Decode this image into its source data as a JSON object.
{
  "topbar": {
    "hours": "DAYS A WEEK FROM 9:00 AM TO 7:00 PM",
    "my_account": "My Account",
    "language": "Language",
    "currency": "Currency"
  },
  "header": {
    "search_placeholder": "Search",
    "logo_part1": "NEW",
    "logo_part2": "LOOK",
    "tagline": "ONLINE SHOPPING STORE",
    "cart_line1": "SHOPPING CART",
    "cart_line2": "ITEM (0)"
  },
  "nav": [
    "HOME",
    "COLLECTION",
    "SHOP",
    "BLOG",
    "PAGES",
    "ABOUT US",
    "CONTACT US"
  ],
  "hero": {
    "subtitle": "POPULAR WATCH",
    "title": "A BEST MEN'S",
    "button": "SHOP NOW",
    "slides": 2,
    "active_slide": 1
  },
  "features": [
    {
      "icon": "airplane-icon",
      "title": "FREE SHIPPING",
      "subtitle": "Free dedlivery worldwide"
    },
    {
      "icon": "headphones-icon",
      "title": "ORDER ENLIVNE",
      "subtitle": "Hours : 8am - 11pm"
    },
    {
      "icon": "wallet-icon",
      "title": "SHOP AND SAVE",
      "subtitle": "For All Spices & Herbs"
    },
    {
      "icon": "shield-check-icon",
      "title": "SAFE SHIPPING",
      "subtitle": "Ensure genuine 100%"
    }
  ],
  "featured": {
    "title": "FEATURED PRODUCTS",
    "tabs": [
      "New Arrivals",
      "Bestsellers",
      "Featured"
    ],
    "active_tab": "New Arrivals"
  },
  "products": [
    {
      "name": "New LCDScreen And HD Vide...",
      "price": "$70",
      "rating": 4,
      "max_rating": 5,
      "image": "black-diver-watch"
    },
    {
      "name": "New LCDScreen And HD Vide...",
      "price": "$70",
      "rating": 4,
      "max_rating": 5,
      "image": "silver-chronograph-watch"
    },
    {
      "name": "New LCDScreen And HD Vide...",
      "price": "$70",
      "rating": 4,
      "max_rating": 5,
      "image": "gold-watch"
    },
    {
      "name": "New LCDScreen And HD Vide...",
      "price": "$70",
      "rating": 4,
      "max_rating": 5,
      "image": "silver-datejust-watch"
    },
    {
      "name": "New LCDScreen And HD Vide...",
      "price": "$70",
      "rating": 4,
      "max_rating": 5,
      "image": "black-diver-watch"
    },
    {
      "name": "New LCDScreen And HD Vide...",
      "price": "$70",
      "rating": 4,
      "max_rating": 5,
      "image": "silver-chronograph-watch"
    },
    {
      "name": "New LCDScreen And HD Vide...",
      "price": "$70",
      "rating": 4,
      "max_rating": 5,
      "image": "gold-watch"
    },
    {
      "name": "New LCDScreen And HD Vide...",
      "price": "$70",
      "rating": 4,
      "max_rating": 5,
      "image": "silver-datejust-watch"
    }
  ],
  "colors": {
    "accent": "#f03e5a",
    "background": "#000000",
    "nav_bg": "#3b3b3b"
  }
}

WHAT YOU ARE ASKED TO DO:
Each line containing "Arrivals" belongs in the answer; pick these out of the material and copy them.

EXERCISE OUTPUT:
      "New Arrivals",
    "active_tab": "New Arrivals"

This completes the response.